- A broad coalition of natural gas, renewable energy and energy efficiency groups wrote to Energy Secretary Rick Perry on Tuesday, urging him to reject a call to bail out coal and nuclear plants in the PJM Interconnection requested by generator FirstEnergy.
- FirstEnergy argues the retirement of such plants constitutes a grid emergency, but the groups wrote that "no such finding can be credibly made" and that DOE's legal authorities outside emergency conditions "do not empower [it] to provide the long term out-of-market price support that the coal and nuclear plant owners seek."
- The groups also challenged a proposal from Sen. Joe Manchin, D-W.Va., to use the Defense Production Act, a 1950s wartime law, to keep coal plants online, writing that it does not allow the government to "set prices" or "force market participants to buy products or services they do not wish to buy."
Requests for emergency assistance from FirstEnergy and Manchin have the potential to upend PJM, the nation's largest electricity market.
The requests come months after the Federal Energy Regulatory Commission rejected a similar bailout proposal from the Department of Energy.
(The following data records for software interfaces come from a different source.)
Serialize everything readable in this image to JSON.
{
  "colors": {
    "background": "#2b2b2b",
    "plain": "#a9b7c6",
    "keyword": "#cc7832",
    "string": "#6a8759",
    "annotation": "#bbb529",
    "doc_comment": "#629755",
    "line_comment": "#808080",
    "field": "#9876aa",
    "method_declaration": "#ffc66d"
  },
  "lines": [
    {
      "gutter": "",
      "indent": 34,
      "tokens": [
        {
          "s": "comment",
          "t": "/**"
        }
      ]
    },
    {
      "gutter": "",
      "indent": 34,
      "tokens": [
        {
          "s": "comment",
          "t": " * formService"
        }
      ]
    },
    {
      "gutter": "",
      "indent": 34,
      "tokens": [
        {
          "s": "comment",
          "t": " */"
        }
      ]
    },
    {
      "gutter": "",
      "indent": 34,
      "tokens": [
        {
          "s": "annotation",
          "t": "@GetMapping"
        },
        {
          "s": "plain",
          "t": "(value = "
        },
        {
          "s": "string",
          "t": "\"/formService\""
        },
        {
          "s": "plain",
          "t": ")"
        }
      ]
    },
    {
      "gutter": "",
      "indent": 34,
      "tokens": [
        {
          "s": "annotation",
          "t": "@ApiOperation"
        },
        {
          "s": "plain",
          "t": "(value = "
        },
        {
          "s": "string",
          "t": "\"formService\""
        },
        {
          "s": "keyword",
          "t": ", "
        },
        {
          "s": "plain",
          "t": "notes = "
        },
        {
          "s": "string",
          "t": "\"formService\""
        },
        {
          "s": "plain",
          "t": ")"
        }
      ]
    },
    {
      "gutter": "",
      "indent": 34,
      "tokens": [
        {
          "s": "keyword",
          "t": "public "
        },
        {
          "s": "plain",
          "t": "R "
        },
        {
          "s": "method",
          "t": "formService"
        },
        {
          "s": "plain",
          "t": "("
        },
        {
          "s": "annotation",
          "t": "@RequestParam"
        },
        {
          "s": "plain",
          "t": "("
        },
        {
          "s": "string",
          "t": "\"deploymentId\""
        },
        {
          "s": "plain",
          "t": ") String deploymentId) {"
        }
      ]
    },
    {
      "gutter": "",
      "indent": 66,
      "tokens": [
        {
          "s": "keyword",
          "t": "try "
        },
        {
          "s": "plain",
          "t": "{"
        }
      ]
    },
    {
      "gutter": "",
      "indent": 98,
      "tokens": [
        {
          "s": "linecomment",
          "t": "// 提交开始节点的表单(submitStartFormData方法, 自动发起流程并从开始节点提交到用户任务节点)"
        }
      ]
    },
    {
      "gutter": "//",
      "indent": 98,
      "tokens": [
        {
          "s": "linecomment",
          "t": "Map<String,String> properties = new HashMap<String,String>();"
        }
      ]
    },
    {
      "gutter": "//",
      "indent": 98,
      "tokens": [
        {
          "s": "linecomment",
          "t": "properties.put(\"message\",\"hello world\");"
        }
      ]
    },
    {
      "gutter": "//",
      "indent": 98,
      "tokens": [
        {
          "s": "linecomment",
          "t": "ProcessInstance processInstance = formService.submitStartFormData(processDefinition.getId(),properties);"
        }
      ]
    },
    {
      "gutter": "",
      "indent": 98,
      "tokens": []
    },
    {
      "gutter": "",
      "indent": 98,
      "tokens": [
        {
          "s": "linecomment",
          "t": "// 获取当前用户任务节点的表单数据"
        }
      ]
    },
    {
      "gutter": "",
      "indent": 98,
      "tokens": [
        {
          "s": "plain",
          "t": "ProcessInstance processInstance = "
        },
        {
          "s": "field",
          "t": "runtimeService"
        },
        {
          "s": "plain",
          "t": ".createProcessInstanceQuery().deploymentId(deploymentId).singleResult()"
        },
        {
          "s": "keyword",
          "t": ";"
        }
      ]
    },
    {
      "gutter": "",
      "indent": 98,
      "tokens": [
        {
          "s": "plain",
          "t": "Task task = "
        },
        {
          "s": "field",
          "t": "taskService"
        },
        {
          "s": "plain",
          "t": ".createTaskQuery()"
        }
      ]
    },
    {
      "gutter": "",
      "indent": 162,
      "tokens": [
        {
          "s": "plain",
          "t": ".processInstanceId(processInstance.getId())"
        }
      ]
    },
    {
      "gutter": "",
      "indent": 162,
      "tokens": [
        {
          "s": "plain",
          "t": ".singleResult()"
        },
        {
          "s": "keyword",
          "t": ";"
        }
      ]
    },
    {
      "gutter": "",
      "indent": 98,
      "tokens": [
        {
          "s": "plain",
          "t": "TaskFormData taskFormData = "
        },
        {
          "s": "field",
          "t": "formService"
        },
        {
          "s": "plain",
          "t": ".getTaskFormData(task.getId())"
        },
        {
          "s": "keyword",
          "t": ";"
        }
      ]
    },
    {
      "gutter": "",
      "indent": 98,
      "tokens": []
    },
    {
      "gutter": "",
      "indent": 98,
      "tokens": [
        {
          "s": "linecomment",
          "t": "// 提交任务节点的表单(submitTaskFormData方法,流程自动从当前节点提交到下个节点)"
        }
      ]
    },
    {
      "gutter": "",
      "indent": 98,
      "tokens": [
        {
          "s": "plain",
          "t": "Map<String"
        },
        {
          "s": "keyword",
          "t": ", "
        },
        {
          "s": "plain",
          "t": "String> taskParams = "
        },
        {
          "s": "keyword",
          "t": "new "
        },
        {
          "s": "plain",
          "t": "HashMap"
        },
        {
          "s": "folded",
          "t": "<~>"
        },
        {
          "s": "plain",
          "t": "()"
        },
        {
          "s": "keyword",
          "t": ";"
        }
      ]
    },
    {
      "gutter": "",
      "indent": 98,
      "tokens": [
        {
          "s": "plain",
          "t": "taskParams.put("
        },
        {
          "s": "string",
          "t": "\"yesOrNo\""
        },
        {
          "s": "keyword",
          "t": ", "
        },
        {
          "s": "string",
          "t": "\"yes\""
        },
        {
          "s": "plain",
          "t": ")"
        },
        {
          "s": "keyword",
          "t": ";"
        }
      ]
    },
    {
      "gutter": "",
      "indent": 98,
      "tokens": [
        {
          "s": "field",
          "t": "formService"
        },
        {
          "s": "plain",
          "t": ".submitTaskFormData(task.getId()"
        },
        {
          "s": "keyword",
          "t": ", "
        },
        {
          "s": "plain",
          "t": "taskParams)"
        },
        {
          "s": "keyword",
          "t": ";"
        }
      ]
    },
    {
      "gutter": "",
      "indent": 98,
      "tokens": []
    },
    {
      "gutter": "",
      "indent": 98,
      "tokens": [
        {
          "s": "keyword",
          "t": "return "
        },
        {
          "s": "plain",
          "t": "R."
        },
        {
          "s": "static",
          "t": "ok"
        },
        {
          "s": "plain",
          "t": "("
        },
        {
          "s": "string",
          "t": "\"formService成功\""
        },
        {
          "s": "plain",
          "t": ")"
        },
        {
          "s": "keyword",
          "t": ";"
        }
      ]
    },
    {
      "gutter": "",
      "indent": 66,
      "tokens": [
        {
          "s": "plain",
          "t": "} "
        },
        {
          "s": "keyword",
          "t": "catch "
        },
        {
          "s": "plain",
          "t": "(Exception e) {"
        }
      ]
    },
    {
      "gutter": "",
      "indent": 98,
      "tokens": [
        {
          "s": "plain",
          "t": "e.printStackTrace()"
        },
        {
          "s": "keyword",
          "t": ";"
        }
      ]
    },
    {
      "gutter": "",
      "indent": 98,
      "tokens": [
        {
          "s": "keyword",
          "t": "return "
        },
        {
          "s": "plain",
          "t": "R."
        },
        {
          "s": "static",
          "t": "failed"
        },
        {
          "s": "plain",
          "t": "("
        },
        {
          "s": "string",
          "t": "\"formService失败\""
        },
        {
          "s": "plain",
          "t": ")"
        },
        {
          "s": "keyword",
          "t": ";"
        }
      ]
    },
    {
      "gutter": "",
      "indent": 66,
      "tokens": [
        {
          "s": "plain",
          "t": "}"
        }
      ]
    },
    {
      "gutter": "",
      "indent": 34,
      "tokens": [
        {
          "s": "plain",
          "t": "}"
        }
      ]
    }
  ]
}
While it was under consideration, former FERC regulators expressed concern that moving a large number of generators to cost recovery could "blow up" the wholesale power markets.
The FirstEnergy request is broader than that plan, however. In March the generator argued DOE should provide cost recovery to all coal and nuclear facilities in PJM for four years, saying the retirement of some of those facilities constitutes a grid "emergency."
A broad swath of energy groups sought to counter that narrative in a lengthy legal analysis sent to DOE on Tuesday, noting that PJM says reliability of its grid is not threatened by retirements in the near future.
"[T]he orderly retirement of power plants in PJM will unfold over a period of years and in the context of ample supply of generating capacity," groups wrote. "There is no "emergency" that could serve as the basis for using the Department's authority under Section 202(c)."
The letter also takes aim at Manchin's proposal to use the Defense Production Act, a 1950s law that allows the DOE to nationalize power infrastructure in wartime, to bail out coal generators.
"[A]s broad as it is, the Defense Production Act is not broad enough to do what the supporters of these uneconomic power plants would like," they wrote. "The Defense Production does not allow the government to set prices. Nor does it allow the government to force market participants to buy products or services they do not wish to buy."
The letter was signed by Advanced Energy Economy, the American Petroleum Institute, the American Wind Energy Association, the Electric Power Supply Association, the Interstate Natural Gas Association of America, and the Natural Gas Supply Association.
It remains unclear if or when the DOE will respond to the emergency requests. Last month, DOE Assistant Secretary Bruce Walker told Utility Dive the agency's evaluation of the requests is broader than only issues of grid reliability, saying that grid operators may not "have the visibility or the proper information to determine if something is a national security issue."